Read through the records. Copy each line that has the word "user".

Excerpts from an interface dataset:
■ ■ ■ ■ ■

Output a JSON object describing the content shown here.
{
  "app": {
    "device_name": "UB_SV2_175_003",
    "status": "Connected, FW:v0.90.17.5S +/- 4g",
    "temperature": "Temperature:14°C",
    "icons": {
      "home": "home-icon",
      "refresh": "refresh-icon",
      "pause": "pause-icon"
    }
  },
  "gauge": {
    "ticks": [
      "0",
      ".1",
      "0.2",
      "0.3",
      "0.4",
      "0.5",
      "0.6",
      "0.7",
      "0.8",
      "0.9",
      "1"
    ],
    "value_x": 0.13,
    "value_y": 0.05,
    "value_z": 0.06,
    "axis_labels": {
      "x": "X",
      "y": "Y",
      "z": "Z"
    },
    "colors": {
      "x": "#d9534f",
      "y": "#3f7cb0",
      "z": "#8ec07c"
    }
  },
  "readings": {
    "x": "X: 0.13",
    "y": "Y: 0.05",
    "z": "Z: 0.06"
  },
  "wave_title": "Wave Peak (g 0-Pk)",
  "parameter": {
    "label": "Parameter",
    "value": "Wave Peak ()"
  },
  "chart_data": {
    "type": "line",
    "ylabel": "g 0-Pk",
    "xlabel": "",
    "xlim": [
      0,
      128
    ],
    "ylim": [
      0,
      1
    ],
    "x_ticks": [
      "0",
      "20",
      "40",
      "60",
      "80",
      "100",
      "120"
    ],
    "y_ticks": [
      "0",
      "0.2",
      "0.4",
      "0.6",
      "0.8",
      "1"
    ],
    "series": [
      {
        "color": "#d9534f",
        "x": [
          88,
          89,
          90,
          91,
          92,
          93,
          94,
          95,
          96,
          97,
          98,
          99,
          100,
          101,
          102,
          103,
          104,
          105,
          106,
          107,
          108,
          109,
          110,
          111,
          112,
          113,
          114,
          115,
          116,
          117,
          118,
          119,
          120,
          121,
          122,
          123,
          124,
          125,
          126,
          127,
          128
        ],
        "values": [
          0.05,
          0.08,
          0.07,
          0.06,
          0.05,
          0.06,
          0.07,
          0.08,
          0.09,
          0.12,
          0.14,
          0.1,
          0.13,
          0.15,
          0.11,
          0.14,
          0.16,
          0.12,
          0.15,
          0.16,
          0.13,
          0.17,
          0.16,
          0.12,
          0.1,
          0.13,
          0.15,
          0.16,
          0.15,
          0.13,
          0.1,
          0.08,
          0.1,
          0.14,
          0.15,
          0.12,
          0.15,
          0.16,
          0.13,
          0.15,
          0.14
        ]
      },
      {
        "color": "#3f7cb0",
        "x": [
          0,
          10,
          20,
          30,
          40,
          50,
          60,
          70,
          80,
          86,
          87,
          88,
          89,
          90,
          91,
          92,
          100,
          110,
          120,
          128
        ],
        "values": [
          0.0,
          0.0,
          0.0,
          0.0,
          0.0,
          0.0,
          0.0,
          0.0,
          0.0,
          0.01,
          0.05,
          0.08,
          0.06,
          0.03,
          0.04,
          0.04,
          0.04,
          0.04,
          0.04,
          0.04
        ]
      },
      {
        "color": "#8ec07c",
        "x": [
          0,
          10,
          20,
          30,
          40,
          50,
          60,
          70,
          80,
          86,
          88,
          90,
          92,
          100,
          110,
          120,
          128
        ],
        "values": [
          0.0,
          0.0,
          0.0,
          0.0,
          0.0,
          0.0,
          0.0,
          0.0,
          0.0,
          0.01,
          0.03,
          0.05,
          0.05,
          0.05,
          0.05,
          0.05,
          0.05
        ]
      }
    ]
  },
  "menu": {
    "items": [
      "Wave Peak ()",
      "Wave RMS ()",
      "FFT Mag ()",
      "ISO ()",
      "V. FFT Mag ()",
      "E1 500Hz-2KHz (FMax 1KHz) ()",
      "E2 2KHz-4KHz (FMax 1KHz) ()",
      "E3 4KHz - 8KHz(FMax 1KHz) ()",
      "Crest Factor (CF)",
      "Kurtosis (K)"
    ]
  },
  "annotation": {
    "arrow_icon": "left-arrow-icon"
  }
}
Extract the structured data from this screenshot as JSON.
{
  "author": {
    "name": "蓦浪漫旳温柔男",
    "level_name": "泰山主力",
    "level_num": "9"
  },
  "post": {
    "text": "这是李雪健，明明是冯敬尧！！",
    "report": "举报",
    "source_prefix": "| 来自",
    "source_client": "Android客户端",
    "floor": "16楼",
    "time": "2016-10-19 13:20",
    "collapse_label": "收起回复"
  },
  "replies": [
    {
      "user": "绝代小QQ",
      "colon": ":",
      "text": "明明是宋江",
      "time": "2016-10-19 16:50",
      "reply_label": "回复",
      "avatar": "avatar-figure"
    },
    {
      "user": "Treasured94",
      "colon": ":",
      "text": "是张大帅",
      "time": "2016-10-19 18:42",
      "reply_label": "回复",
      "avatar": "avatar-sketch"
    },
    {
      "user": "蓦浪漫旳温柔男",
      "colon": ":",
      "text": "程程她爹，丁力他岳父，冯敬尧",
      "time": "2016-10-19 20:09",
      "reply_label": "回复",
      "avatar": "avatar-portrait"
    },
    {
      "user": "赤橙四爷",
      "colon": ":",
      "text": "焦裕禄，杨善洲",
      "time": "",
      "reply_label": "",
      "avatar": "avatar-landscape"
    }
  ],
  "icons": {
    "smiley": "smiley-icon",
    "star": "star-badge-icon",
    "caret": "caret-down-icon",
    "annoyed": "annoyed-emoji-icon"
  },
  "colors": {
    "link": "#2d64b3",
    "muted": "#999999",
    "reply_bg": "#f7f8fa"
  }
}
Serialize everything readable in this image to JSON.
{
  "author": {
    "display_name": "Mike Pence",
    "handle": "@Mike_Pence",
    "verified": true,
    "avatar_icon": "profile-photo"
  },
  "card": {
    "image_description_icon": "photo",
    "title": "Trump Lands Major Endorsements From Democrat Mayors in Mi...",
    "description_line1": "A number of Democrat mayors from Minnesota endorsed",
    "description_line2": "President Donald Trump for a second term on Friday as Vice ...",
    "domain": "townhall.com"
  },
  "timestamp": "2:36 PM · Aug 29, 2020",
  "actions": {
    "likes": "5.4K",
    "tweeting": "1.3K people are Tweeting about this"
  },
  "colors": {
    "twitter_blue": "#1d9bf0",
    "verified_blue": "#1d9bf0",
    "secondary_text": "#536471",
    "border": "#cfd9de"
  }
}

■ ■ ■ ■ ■

**Response**
      "user": "绝代小QQ",
      "user": "Treasured94",
      "user": "蓦浪漫旳温柔男",
      "user": "赤橙四爷",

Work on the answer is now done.